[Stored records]
::::

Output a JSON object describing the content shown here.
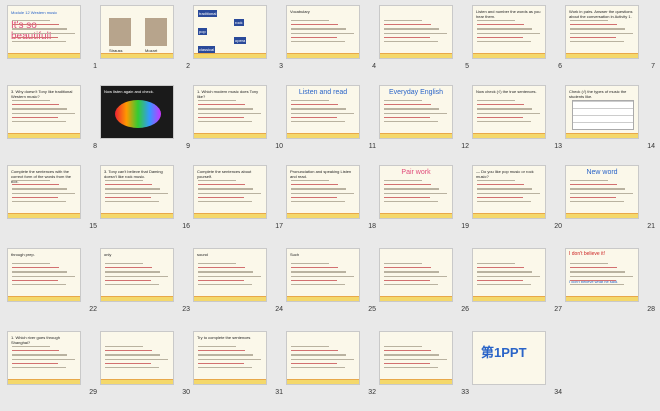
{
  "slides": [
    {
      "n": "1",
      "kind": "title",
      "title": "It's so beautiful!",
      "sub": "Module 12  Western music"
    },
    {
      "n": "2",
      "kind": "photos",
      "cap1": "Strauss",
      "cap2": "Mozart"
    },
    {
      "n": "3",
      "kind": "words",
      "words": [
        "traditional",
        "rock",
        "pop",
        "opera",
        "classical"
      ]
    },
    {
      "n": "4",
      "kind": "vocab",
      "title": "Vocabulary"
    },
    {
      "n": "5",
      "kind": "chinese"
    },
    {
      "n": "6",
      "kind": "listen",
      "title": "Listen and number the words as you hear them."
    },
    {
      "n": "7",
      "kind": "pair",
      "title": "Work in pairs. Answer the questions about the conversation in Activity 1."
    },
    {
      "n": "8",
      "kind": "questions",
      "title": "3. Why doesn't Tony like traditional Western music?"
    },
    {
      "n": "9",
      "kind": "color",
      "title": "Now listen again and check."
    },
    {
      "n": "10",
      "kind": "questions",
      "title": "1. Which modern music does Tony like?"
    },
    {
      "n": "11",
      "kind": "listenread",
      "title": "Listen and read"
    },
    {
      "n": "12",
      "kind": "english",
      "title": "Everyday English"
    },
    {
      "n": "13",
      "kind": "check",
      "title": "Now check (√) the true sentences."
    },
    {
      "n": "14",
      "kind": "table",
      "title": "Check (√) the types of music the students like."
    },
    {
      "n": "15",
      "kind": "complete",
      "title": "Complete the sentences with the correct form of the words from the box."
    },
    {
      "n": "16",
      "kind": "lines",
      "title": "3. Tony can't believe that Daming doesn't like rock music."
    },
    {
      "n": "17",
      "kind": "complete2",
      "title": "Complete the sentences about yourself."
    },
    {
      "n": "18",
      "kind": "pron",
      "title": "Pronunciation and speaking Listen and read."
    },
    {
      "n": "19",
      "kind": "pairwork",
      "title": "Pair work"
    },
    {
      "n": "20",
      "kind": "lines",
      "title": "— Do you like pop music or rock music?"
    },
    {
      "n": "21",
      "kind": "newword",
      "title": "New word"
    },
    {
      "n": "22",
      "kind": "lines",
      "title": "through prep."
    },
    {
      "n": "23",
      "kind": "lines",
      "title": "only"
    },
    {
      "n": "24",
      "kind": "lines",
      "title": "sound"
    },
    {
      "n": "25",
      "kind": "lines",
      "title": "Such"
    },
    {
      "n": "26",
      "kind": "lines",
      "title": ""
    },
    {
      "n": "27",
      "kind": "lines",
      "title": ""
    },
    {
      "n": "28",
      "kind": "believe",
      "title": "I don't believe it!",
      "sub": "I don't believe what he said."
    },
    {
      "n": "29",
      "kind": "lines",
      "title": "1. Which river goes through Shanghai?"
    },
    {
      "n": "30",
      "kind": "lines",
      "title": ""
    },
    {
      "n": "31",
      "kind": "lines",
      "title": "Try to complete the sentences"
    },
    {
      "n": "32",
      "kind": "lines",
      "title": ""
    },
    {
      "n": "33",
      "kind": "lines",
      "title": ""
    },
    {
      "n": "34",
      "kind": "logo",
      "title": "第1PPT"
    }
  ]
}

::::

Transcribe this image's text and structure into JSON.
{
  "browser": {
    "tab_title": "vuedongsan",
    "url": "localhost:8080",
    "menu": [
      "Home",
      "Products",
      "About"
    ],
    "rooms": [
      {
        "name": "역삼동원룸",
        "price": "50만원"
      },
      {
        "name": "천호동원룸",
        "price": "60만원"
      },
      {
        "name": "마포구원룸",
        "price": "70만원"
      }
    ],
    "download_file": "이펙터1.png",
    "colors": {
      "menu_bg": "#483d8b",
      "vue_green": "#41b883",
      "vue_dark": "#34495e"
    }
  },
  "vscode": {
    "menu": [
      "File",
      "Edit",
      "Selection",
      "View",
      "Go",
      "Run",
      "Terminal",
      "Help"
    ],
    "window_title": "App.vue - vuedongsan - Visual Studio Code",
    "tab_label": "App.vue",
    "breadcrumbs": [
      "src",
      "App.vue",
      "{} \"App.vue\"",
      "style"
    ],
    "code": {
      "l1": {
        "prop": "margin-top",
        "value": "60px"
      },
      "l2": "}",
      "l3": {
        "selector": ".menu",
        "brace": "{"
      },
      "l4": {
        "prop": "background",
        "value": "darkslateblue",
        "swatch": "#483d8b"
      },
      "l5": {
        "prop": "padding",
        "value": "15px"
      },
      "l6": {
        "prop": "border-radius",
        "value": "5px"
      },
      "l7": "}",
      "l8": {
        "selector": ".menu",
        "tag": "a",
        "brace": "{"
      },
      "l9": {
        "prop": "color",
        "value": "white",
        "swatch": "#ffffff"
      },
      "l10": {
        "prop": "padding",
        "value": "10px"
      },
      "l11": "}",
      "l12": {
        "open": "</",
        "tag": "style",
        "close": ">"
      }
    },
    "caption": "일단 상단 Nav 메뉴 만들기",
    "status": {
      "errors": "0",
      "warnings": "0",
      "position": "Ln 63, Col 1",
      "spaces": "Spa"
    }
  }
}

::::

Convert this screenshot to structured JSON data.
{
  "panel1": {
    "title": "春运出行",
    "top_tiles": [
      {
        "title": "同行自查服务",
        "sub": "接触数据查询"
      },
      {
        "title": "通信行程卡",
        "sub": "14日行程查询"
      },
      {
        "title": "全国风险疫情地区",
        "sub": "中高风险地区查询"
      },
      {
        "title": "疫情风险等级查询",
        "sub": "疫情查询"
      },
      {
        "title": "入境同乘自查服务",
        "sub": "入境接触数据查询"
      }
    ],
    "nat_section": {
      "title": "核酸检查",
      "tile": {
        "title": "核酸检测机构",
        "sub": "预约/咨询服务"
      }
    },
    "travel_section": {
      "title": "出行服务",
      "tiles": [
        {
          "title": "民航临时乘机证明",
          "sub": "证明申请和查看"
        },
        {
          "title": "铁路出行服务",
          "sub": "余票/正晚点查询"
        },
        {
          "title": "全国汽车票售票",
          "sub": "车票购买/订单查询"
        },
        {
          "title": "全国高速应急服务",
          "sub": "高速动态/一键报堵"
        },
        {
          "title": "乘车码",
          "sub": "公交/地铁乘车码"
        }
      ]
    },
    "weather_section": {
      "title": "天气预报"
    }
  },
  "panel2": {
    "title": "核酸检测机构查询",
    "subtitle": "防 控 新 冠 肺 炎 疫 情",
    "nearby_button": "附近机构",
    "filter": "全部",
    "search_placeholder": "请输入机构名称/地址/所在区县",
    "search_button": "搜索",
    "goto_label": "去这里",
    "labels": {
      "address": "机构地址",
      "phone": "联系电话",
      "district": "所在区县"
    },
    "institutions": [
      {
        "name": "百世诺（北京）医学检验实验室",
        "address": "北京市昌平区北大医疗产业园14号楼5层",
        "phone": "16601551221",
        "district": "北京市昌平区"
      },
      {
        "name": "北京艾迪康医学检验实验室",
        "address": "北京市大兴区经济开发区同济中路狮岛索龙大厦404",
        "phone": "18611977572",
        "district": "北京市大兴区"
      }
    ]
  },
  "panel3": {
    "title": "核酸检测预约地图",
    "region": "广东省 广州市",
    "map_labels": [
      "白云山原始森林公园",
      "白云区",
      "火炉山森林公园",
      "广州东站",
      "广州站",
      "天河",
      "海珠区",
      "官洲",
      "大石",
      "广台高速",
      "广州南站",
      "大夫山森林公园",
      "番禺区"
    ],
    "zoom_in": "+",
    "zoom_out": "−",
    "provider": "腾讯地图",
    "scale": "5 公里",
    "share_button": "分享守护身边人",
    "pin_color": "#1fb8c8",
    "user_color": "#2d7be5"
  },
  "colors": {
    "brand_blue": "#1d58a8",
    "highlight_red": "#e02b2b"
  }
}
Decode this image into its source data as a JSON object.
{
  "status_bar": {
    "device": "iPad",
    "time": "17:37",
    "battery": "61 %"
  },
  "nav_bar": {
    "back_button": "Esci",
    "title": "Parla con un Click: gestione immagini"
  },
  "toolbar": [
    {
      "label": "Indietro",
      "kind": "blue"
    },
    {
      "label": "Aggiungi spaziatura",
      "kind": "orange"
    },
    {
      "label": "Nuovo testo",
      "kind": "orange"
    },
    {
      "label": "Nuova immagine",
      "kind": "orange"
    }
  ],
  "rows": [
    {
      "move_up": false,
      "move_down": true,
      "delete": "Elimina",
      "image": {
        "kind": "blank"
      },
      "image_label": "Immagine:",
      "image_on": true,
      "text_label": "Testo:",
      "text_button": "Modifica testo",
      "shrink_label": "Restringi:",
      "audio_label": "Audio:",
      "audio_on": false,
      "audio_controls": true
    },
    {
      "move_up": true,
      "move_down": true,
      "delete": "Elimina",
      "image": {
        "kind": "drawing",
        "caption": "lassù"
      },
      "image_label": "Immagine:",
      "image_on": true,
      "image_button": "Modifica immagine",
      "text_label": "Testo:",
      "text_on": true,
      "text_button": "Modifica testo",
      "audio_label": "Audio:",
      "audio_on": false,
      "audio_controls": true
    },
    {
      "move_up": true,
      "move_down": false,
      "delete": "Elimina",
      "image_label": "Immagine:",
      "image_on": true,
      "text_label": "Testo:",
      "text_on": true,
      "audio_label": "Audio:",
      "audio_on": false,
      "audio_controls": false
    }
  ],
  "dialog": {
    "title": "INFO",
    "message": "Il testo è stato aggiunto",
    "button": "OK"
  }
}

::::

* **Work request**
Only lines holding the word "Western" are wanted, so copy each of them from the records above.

* **Finished exercise**
      "sub": "Module 12  Western music"
      "title": "3. Why doesn't Tony like traditional Western music?"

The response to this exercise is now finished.